App and web page records:
---

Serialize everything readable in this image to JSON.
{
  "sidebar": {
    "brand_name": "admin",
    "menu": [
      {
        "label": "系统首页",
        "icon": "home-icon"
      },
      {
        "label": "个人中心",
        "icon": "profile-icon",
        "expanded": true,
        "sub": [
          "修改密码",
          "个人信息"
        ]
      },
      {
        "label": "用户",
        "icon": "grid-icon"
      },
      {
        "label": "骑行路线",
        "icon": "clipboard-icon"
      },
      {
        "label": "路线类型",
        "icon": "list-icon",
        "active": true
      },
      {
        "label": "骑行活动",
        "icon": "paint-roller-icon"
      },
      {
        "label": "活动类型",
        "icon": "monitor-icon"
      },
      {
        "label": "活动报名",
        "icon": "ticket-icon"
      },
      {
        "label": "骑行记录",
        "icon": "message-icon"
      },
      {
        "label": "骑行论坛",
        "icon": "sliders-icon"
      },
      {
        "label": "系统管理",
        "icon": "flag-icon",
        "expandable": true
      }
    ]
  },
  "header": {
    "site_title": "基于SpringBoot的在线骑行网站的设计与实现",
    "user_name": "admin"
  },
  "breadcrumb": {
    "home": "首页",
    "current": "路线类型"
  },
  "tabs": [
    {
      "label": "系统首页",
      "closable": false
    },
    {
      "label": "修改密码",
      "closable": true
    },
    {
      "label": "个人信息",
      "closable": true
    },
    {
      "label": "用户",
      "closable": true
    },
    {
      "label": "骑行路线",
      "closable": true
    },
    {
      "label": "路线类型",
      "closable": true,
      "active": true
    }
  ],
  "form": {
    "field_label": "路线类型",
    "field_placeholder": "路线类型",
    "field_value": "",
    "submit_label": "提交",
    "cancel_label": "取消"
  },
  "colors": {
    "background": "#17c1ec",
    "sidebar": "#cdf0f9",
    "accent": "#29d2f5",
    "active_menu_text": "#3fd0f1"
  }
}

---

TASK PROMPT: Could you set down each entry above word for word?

PROBLEM SOLUTION:
Serialize everything readable in this image to JSON.
{
  "sidebar": {
    "brand_name": "admin",
    "menu": [
      {
        "label": "系统首页",
        "icon": "home-icon"
      },
      {
        "label": "个人中心",
        "icon": "profile-icon",
        "expanded": true,
        "sub": [
          "修改密码",
          "个人信息"
        ]
      },
      {
        "label": "用户",
        "icon": "grid-icon"
      },
      {
        "label": "骑行路线",
        "icon": "clipboard-icon"
      },
      {
        "label": "路线类型",
        "icon": "list-icon",
        "active": true
      },
      {
        "label": "骑行活动",
        "icon": "paint-roller-icon"
      },
      {
        "label": "活动类型",
        "icon": "monitor-icon"
      },
      {
        "label": "活动报名",
        "icon": "ticket-icon"
      },
      {
        "label": "骑行记录",
        "icon": "message-icon"
      },
      {
        "label": "骑行论坛",
        "icon": "sliders-icon"
      },
      {
        "label": "系统管理",
        "icon": "flag-icon",
        "expandable": true
      }
    ]
  },
  "header": {
    "site_title": "基于SpringBoot的在线骑行网站的设计与实现",
    "user_name": "admin"
  },
  "breadcrumb": {
    "home": "首页",
    "current": "路线类型"
  },
  "tabs": [
    {
      "label": "系统首页",
      "closable": false
    },
    {
      "label": "修改密码",
      "closable": true
    },
    {
      "label": "个人信息",
      "closable": true
    },
    {
      "label": "用户",
      "closable": true
    },
    {
      "label": "骑行路线",
      "closable": true
    },
    {
      "label": "路线类型",
      "closable": true,
      "active": true
    }
  ],
  "form": {
    "field_label": "路线类型",
    "field_placeholder": "路线类型",
    "field_value": "",
    "submit_label": "提交",
    "cancel_label": "取消"
  },
  "colors": {
    "background": "#17c1ec",
    "sidebar": "#cdf0f9",
    "accent": "#29d2f5",
    "active_menu_text": "#3fd0f1"
  }
}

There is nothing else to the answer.